  • Abandonment/desertion – A spouse leave the household and has no intentions or justification for returning.
  • Adultery – A spouse is sexually unfaithful to the other spouse. The other spouse must show proof that the infidelity happened.
  • Criminal conviction and imprisonment – If a spouse is convicted and imprisoned while married, the other spouse can use this as a ground for divorce. The filing spouse must show proof of the conviction.
  • Cruelty – This includes physical and emotional suffering inflicted by one spouse on the other, making the marriage impossible to remain in. There cannot be just one act of cruelty—it must be recurring and sustained over time. Cruel behaviors include public humiliation, raging violent behavior, and physical attacks.
  • Mental illness – If a spouse is found to either permanently mentally ill, this can be a ground for divorce. As with other grounds, the filing spouse must show proof that their spouse is indeed suffering from a permanent mental illness to the point that the marriage is unbearable.

There are other grounds for divorce such as sexual incompatibility (e.g., impotency); withholding money or refusing to financially support a spouse; substance abuse issues; infertility; a wife is impregnated by another man; a sexually transmitted disease (STD) was transmitted; and homosexuality.

Alabama is technically not a no-fault state, meaning that a spouse who wants to exit his or her marriage must find proof of how the other spouse was at fault for the marriage failing. When a fault divorce occurs, the spouse who is not found at fault usually will have a better settlement and outcome than the spouse who was found at fault. Fault divorces may be necessary for reasons such as contentious child custody battles or deep disagreements on the division of assets and/or property.

What is a No-Fault Divorce

No-fault divorces were first ratified in California in 1970. The reason no-fault divorces came to prominence was because many couples started to create fictitious reasons for why they wanted a divorce. In a court of law, this means that people were committing perjury, even if neither spouse had legal grounds for the dissolution of their marriage.

Another reason for the adoption of no-fault divorces: in court, neither spouse must feel compelled to humiliate or degrade their partner to get the best outcome for his or her case. This allows both spouses to keep their respective reputations and maintain a certain amount of privacy. They also do not have to gather evidence against the other spouse. If children are involved, they will be protected from the defamation wars that can break out during a divorce.

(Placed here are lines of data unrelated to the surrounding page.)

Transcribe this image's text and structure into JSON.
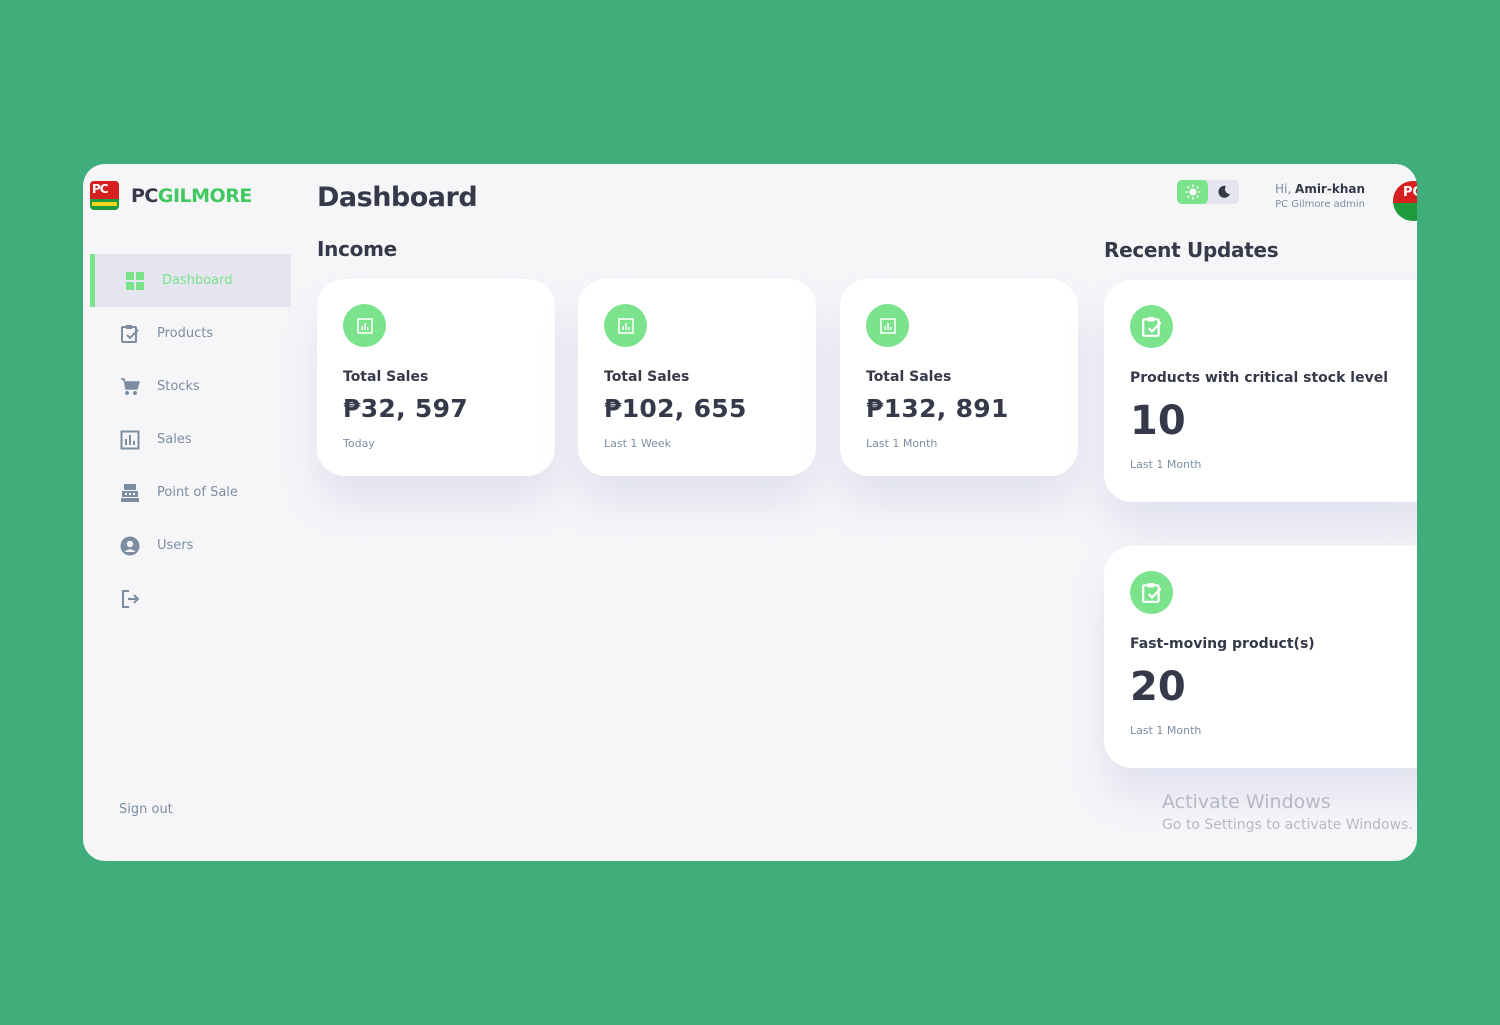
{
  "brand": {
    "part1": "PC",
    "part2": "GILMORE",
    "badge_text": "PC"
  },
  "sidebar": {
    "items": [
      {
        "label": "Dashboard",
        "icon": "grid-icon"
      },
      {
        "label": "Products",
        "icon": "clipboard-check-icon"
      },
      {
        "label": "Stocks",
        "icon": "cart-icon"
      },
      {
        "label": "Sales",
        "icon": "bar-chart-icon"
      },
      {
        "label": "Point of Sale",
        "icon": "cash-register-icon"
      },
      {
        "label": "Users",
        "icon": "user-circle-icon"
      },
      {
        "label": "",
        "icon": "logout-icon"
      }
    ],
    "signout": "Sign out"
  },
  "header": {
    "title": "Dashboard",
    "greeting": "Hi,",
    "username": "Amir-khan",
    "role": "PC Gilmore admin"
  },
  "income": {
    "title": "Income",
    "cards": [
      {
        "label": "Total Sales",
        "value": "₱32, 597",
        "period": "Today"
      },
      {
        "label": "Total Sales",
        "value": "₱102, 655",
        "period": "Last 1 Week"
      },
      {
        "label": "Total Sales",
        "value": "₱132, 891",
        "period": "Last 1 Month"
      }
    ]
  },
  "updates": {
    "title": "Recent Updates",
    "cards": [
      {
        "label": "Products with critical stock level",
        "value": "10",
        "period": "Last 1 Month"
      },
      {
        "label": "Fast-moving product(s)",
        "value": "20",
        "period": "Last 1 Month"
      }
    ]
  },
  "watermark": {
    "line1": "Activate Windows",
    "line2": "Go to Settings to activate Windows."
  },
  "colors": {
    "accent": "#7ce38d",
    "dark": "#363949",
    "muted": "#7d8da1",
    "background": "#3fae7a"
  }
}
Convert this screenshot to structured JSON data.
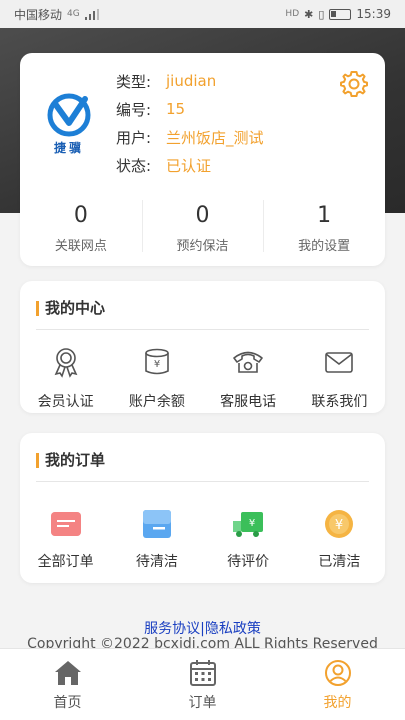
{
  "status_bar": {
    "carrier": "中国移动",
    "signal": "4G",
    "time": "15:39",
    "indicators": "HD"
  },
  "profile": {
    "logo_text": "捷骥",
    "rows": [
      {
        "label": "类型:",
        "value": "jiudian"
      },
      {
        "label": "编号:",
        "value": "15"
      },
      {
        "label": "用户:",
        "value": "兰州饭店_测试"
      },
      {
        "label": "状态:",
        "value": "已认证"
      }
    ],
    "stats": [
      {
        "num": "0",
        "label": "关联网点"
      },
      {
        "num": "0",
        "label": "预约保洁"
      },
      {
        "num": "1",
        "label": "我的设置"
      }
    ]
  },
  "center": {
    "title": "我的中心",
    "items": [
      {
        "label": "会员认证",
        "icon": "badge-icon"
      },
      {
        "label": "账户余额",
        "icon": "wallet-icon"
      },
      {
        "label": "客服电话",
        "icon": "phone-icon"
      },
      {
        "label": "联系我们",
        "icon": "mail-icon"
      }
    ]
  },
  "orders": {
    "title": "我的订单",
    "items": [
      {
        "label": "全部订单",
        "icon": "card-icon"
      },
      {
        "label": "待清洁",
        "icon": "box-icon"
      },
      {
        "label": "待评价",
        "icon": "truck-icon"
      },
      {
        "label": "已清洁",
        "icon": "coin-icon"
      }
    ]
  },
  "footer": {
    "links": "服务协议|隐私政策",
    "copyright": "Copyright ©2022 bcxidi.com ALL Rights Reserved"
  },
  "tabbar": {
    "tabs": [
      {
        "label": "首页",
        "icon": "home-icon"
      },
      {
        "label": "订单",
        "icon": "calendar-icon"
      },
      {
        "label": "我的",
        "icon": "user-icon"
      }
    ],
    "active": 2
  },
  "colors": {
    "accent": "#f2a12e",
    "link": "#1a3fc1",
    "hero": "#3a3a3a"
  }
}
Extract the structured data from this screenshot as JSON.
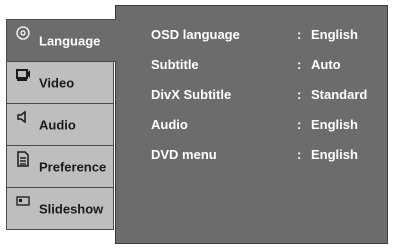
{
  "tabs": [
    {
      "label": "Language",
      "icon": "disc-icon",
      "active": true
    },
    {
      "label": "Video",
      "icon": "display-icon",
      "active": false
    },
    {
      "label": "Audio",
      "icon": "speaker-icon",
      "active": false
    },
    {
      "label": "Preference",
      "icon": "document-icon",
      "active": false
    },
    {
      "label": "Slideshow",
      "icon": "slideshow-icon",
      "active": false
    }
  ],
  "settings": [
    {
      "name": "OSD language",
      "value": "English"
    },
    {
      "name": "Subtitle",
      "value": "Auto"
    },
    {
      "name": "DivX Subtitle",
      "value": "Standard"
    },
    {
      "name": "Audio",
      "value": "English"
    },
    {
      "name": "DVD menu",
      "value": "English"
    }
  ],
  "separator": ":",
  "colors": {
    "panel": "#6b6c6e",
    "tab": "#bdbebf",
    "text_light": "#ffffff",
    "text_dark": "#1a1a1a"
  }
}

Since 1970, 17 states have adopted no-fault divorces. The grounds are typically called “irreconcilable differences” or an “irretrievable (or irremediable) breakdown of the marriage.” Also, if a couple chooses to live apart for a certain period of time (also known as a legal separation) can also be grounds for a no-fault divorce.

Even though this method of divorce is popular, it is not without its detractors and critics. The main criticism is that it allows people to exit a marriage far too easily, putting an onerous burden on children and the spouse who has primary custody. This departure of one spouse from the family unit can cause significant disruptions which may be prevented if the couple undergoes marriage counseling before deciding that the marriage cannot be saved.

In Alabama, you can file for a no-fault divorce, with the grounds being either “incompatibility of temperament” or “irretrievable breakdown.” Only one spouse needs to testify as proof of the alleged incompatibility or breakdown of the marriage. Once a no-fault divorce begins, it cannot be stopped. It can be delayed if the spouse contests it. It can become costly and acrimonious, but contesting a no-fault divorce cannot halt the proceedings.

Contact the Skilled and Experienced Alabama Family Law Attorneys at Smith & McGhee

If you are going through a divorce and need a family law attorney in Alabama, you can trust the experienced Dothan divorce lawyers of Smith & McGhee. To learn more about how we can help you get a no-fault divorce in Alabama, contact us today for a consultation at 334-702-1744.